You can learn several lessons from last week's U.S. Open championship. Among them are having a game plan, how to deal with thick rough and adapting to changing course conditions.
When the golfers were playing practice rounds at Shinnecock Hills to prepare for the tournament, they were developing a game plan.
They analyze which club to use off of each tee to give themselves the best opportunity to stay in the fairway, as there is a heavy penalty for having to play from the rough.
They check for all likely pin positions, and they check each hole for the best possible angle to approach those positions with their shot to the green. A near-disaster happened to eventual winner Retief Goosen on the 15th hole Sunday, when the rough caused his clubface to shut violently at impact and send the ball sailing way off-line and into the gallery.
Attempting to hit a club that does not have a lot of loft out of heavy rough will cause this to happen. You must get the ball up into the air quickly to avoid this. Loft is your friend in this situation.
Only a near-miraculous shot enabled Goosen to get up-and-down and save par.
Goosen learned his lesson. On the next hole, the par-5 16th, he elected to pitch safely out of the rough and position his ball for the best possible approach angle to the green. You could hear Goosen and his caddie discussing where they wanted to be on their next shot. He went on to birdie the hole.
The shot you can attempt out of the rough really depends on the lie you get. If it is really thick, you might just have to take your medicine, forget going for the green and pitch it back to the fairway with a short, lofted club.

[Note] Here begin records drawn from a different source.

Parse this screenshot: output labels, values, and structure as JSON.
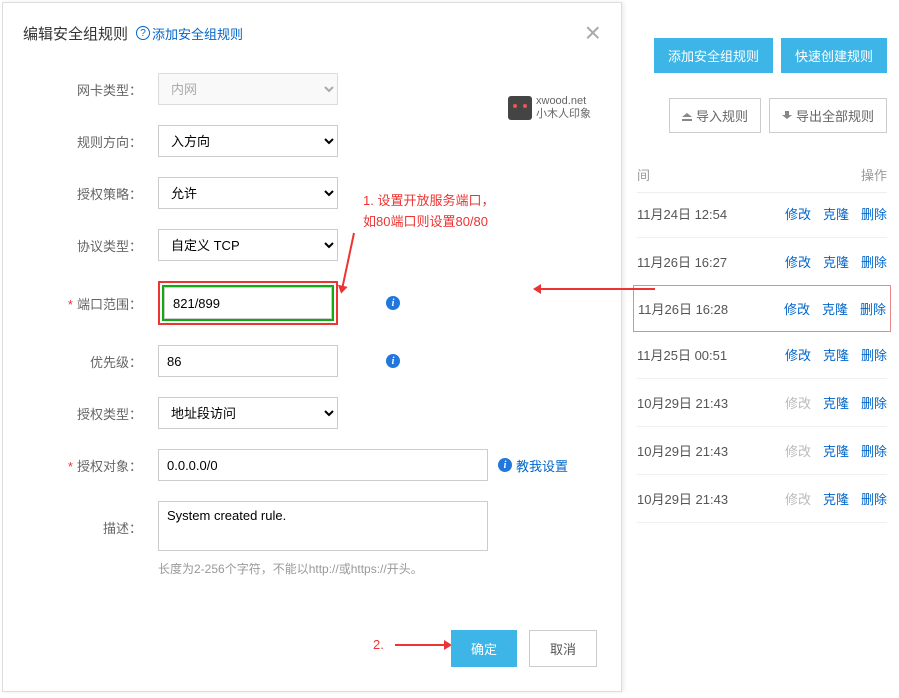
{
  "bg": {
    "btn_add": "添加安全组规则",
    "btn_quick": "快速创建规则",
    "btn_import": "导入规则",
    "btn_export": "导出全部规则",
    "head_time": "间",
    "head_op": "操作",
    "rows": [
      {
        "time": "11月24日 12:54",
        "op1": "修改",
        "op2": "克隆",
        "op3": "删除",
        "dis1": false
      },
      {
        "time": "11月26日 16:27",
        "op1": "修改",
        "op2": "克隆",
        "op3": "删除",
        "dis1": false
      },
      {
        "time": "11月26日 16:28",
        "op1": "修改",
        "op2": "克隆",
        "op3": "删除",
        "dis1": false,
        "hl": true
      },
      {
        "time": "11月25日 00:51",
        "op1": "修改",
        "op2": "克隆",
        "op3": "删除",
        "dis1": false
      },
      {
        "time": "10月29日 21:43",
        "op1": "修改",
        "op2": "克隆",
        "op3": "删除",
        "dis1": true
      },
      {
        "time": "10月29日 21:43",
        "op1": "修改",
        "op2": "克隆",
        "op3": "删除",
        "dis1": true
      },
      {
        "time": "10月29日 21:43",
        "op1": "修改",
        "op2": "克隆",
        "op3": "删除",
        "dis1": true
      }
    ]
  },
  "modal": {
    "title": "编辑安全组规则",
    "help": "添加安全组规则",
    "logo_line1": "xwood.net",
    "logo_line2": "小木人印象",
    "labels": {
      "nic": "网卡类型：",
      "dir": "规则方向：",
      "policy": "授权策略：",
      "proto": "协议类型：",
      "port": "端口范围：",
      "prio": "优先级：",
      "auth_type": "授权类型：",
      "auth_obj": "授权对象：",
      "desc": "描述："
    },
    "values": {
      "nic": "内网",
      "dir": "入方向",
      "policy": "允许",
      "proto": "自定义 TCP",
      "port": "821/899",
      "prio": "86",
      "auth_type": "地址段访问",
      "auth_obj": "0.0.0.0/0",
      "desc": "System created rule."
    },
    "teach": "教我设置",
    "hint": "长度为2-256个字符，不能以http://或https://开头。",
    "ok": "确定",
    "cancel": "取消"
  },
  "ann": {
    "line1": "1. 设置开放服务端口，",
    "line2": "如80端口则设置80/80",
    "step2": "2."
  }
}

Phil Mickelson abandoned his long irons and used a 5-wood, added to his bag for this event, to get the ball up quickly out of the rough. This gave him a chance from 200 yards that a long iron would not have.

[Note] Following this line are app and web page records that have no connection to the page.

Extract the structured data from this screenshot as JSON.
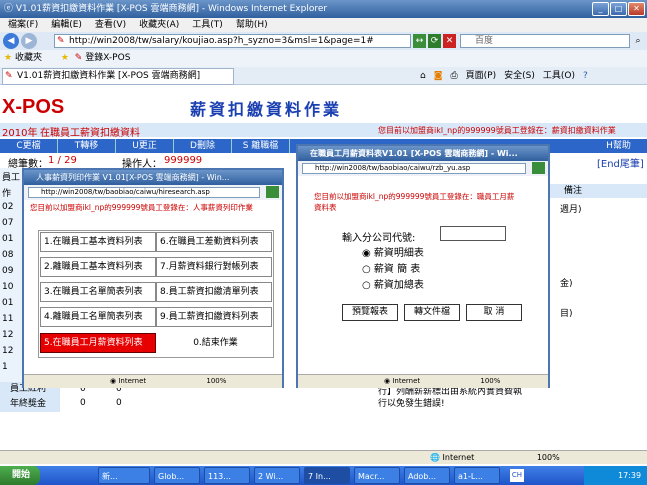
{
  "window": {
    "title": "V1.01薪資扣繳資料作業 [X-POS 雲端商務網] - Windows Internet Explorer",
    "address": "http://win2008/tw/salary/koujiao.asp?h_syzno=3&msl=1&page=1#",
    "search_placeholder": "百度",
    "menu": [
      "檔案(F)",
      "編輯(E)",
      "查看(V)",
      "收藏夾(A)",
      "工具(T)",
      "幫助(H)"
    ],
    "favorites_label": "收藏夾",
    "fav_link": "登錄X-POS",
    "tab_label": "V1.01薪資扣繳資料作業 [X-POS 雲端商務網]",
    "cmd": {
      "page": "頁面(P)",
      "safety": "安全(S)",
      "tools": "工具(O)"
    }
  },
  "page": {
    "logo": "X-POS",
    "title": "薪資扣繳資料作業",
    "year": "2010年",
    "subtitle": "在職員工薪資扣繳資料",
    "user_notice": "您目前以加盟商ikl_np的999999號員工登錄在：薪資扣繳資料作業",
    "toolbar": [
      "C更檔",
      "T轉移",
      "U更正",
      "D刪除",
      "S 離職檔"
    ],
    "help": "H幫助",
    "total_label": "總筆數：",
    "total_value": "1 / 29",
    "operator_label": "操作人：",
    "operator_value": "999999",
    "end_btn": "[End尾筆]",
    "col_remark": "備注",
    "remark_rows": [
      "週月)",
      "金)",
      "目)"
    ],
    "left_rows": [
      "員工",
      "作",
      "02",
      "07",
      "01",
      "08",
      "09",
      "10",
      "01",
      "11",
      "12",
      "12",
      "1",
      "員工紅利",
      "年終獎金"
    ],
    "bottom_rows": [
      {
        "label": "員工紅利",
        "v1": "0",
        "v2": "0"
      },
      {
        "label": "年終獎金",
        "v1": "0",
        "v2": "0"
      }
    ],
    "bottom_text1": "行】列酬薪薪標出由系統內實資費執",
    "bottom_text2": "行以免發生錯誤!"
  },
  "popup1": {
    "title": "人事薪資列印作業 V1.01[X-POS 雲端商務網] - Win...",
    "address": "http://win2008/tw/baobiao/caiwu/hiresearch.asp",
    "notice": "您目前以加盟商ikl_np的999999號員工登錄在：人事薪資列印作業",
    "buttons": [
      "1.在職員工基本資料列表",
      "6.在職員工差勤資料列表",
      "2.離職員工基本資料列表",
      "7.月薪資料銀行對帳列表",
      "3.在職員工名單簡表列表",
      "8.員工薪資扣繳清單列表",
      "4.離職員工名單簡表列表",
      "9.員工薪資扣繳資料列表",
      "5.在職員工月薪資料列表",
      "0.結束作業"
    ],
    "status": "Internet",
    "zoom": "100%"
  },
  "popup2": {
    "title": "在職員工月薪資料表V1.01 [X-POS 雲端商務網] - Wi...",
    "address": "http://win2008/tw/baobiao/caiwu/rzb_yu.asp",
    "notice1": "您目前以加盟商ikl_np的999999號員工登錄在：職員工月薪",
    "notice2": "資料表",
    "input_label": "輸入分公司代號:",
    "input_value": "",
    "options": [
      "薪資明細表",
      "薪資 簡 表",
      "薪資加總表"
    ],
    "btn_preview": "預覽報表",
    "btn_convert": "轉文件檔",
    "btn_cancel": "取 消",
    "status": "Internet",
    "zoom": "100%"
  },
  "main_status": {
    "zone": "Internet",
    "zoom": "100%"
  },
  "taskbar": {
    "start": "開始",
    "items": [
      "新...",
      "Glob...",
      "113...",
      "2 Wi...",
      "7 In...",
      "Macr...",
      "Adob...",
      "a1-L..."
    ],
    "lang": "CH",
    "clock": "17:39"
  }
}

Mickelson and his caddie also discussed where to leave the ball in the event the shot did not go exactly where desired.
Even though they had a game plan, the course had changed radically from the first two rounds, so the players had to change and adapt as well. It was clearly difficult to get a short pitch to stay on the green, because of the slopes and the increasing dry, hard greens.
The tight lies surrounding the greens also tested nerves, as there was no room for error. We saw players putting from off the green to try and avoid hitting the ball too hard. They were also playing a lot of bump-and-run shots, trying to hit into banks, get a hard first hop, and hope the ball would slow down before it reached the green.

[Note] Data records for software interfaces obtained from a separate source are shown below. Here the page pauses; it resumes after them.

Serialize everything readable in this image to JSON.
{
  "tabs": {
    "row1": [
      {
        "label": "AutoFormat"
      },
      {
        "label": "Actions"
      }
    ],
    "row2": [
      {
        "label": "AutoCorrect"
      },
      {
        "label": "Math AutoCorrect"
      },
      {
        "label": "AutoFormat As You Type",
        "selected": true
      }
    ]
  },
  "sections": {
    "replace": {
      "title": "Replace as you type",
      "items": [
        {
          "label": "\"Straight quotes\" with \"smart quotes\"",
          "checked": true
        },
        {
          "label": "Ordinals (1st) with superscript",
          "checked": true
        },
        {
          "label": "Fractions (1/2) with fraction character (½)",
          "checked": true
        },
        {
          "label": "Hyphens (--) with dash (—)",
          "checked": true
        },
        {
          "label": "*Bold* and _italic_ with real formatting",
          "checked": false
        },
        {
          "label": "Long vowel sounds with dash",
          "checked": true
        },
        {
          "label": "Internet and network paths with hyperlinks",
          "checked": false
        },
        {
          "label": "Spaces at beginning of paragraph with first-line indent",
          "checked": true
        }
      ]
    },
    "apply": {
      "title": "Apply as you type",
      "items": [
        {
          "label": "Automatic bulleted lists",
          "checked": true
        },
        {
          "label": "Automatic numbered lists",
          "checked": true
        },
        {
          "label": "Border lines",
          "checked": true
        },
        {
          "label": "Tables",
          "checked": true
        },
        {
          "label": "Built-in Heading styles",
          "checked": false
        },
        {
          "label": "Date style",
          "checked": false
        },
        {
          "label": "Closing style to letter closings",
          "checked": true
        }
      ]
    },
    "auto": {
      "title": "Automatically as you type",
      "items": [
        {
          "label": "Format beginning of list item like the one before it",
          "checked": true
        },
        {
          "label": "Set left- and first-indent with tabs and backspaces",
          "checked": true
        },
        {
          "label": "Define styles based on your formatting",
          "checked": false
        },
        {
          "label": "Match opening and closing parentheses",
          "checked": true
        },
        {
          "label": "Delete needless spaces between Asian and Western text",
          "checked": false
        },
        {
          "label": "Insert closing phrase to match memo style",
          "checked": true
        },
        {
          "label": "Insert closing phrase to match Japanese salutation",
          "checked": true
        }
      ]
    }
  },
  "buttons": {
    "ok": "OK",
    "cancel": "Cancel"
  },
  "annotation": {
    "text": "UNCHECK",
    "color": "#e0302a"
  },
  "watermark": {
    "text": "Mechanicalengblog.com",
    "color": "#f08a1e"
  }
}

Mickelson can spin and flop his short shots, but he did not do much of that, as it would have been impossible to stop the ball on the green.
Learn from these two great players. Develop a game plan before you tee off, but be ready to adapt to changing course conditions (every course changes during a round of golf), and learn to read your lies in the rough to know what shot to attempt.